DEAR ABBY: I strongly disagree with your response to "Too Trusting in Delaware" last summer. You stated that most parents are repaid money they lend to their children. In my experience (and that of 97 percent of my friends and acquaintances), parents of today are not repaid.
You missed the sad point of the letter: that the children are not "dishonest" or "bad" -- they are financially irresponsible. Young people starting out today want everything; they never want to wait. The terms "budget" and "save" are meaningless to them. Borrowing money to buy a computer and Christmas presents is typical of their mentality.

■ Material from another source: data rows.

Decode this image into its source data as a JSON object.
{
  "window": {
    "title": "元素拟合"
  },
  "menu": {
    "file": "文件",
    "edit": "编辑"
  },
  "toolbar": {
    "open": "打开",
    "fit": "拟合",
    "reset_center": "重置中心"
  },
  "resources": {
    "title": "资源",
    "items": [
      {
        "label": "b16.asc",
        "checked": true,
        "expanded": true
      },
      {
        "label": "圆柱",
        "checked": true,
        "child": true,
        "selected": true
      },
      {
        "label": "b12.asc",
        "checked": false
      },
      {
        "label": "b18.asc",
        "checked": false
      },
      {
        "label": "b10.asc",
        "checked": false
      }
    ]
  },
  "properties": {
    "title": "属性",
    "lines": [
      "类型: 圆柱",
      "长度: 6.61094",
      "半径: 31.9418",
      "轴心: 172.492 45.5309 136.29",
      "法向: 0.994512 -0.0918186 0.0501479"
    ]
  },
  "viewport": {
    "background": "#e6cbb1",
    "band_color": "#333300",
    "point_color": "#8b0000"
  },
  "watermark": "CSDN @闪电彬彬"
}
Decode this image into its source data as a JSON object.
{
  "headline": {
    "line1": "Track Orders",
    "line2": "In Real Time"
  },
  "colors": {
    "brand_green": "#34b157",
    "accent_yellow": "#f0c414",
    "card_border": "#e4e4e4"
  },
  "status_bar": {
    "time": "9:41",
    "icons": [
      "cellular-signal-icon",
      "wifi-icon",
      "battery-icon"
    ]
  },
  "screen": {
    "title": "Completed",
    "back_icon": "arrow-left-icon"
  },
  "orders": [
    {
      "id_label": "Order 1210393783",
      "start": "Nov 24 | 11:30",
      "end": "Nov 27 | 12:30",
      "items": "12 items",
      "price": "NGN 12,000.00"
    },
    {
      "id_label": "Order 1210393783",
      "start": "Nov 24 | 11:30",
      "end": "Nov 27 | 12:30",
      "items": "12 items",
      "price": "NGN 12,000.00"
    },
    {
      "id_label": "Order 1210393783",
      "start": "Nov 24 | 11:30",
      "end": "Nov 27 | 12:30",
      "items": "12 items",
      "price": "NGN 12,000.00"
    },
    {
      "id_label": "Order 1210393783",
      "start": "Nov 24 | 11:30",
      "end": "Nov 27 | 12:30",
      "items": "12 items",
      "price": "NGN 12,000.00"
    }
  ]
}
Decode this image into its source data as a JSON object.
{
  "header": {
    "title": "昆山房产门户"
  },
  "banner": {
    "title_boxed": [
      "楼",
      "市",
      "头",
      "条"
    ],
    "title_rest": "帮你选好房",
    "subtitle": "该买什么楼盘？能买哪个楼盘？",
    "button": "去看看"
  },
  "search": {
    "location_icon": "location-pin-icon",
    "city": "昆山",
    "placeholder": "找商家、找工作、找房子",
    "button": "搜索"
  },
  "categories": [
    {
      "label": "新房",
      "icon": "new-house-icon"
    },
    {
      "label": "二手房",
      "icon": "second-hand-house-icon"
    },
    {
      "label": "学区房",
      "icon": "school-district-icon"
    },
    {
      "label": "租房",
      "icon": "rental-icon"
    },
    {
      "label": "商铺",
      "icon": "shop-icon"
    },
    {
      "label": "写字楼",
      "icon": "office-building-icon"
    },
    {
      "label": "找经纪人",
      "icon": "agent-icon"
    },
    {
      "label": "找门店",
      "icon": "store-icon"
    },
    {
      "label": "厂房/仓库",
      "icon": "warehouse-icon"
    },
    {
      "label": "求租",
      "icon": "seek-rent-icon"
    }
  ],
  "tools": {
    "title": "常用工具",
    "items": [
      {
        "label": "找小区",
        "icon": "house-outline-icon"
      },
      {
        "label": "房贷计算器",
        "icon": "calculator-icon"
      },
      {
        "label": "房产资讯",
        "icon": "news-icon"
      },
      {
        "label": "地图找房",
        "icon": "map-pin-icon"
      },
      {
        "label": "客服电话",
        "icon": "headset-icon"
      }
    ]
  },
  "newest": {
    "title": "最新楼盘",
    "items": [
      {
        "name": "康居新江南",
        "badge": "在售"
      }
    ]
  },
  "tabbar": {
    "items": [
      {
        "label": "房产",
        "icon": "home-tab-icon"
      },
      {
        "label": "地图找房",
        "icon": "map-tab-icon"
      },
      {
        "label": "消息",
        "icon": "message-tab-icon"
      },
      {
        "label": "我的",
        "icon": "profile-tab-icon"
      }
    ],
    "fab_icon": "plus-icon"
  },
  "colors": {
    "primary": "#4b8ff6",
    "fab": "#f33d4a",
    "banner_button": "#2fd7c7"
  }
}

We were brought up to see food, shelter and basic clothing as the only essentials. Today, young people believe that television sets, computers, answering machines, pagers, CDs, videos, microwaves, etc., are required items. Their credit cards are "maxed" out and they need co-signers on loans -- but they continue to buy, buy, buy.
Advice from parents is unwelcome. They only want gifts or "loans." If parents refuse, they are considered selfish. "You have everything and/or lots of money" is the lament. I have learned to respond, "I didn't have everything at your age. I have acquired my possessions (or money) through years of working and saving. Try it!" -- HAPPILY SELFISH PARENT, HAYWARD, CALIF.
DEAR HAPPILY SELFISH PARENT: You said that you were brought up to see food, shelter and basic clothing as the only essentials, but apparently that message wasn't taken to heart by your own children.
Of course, it's never too late to learn to be financially responsible, so you are not wrong to deny them money for luxuries. But please go a little easier on the young people of today, many of whom were never taught the importance of living within their means.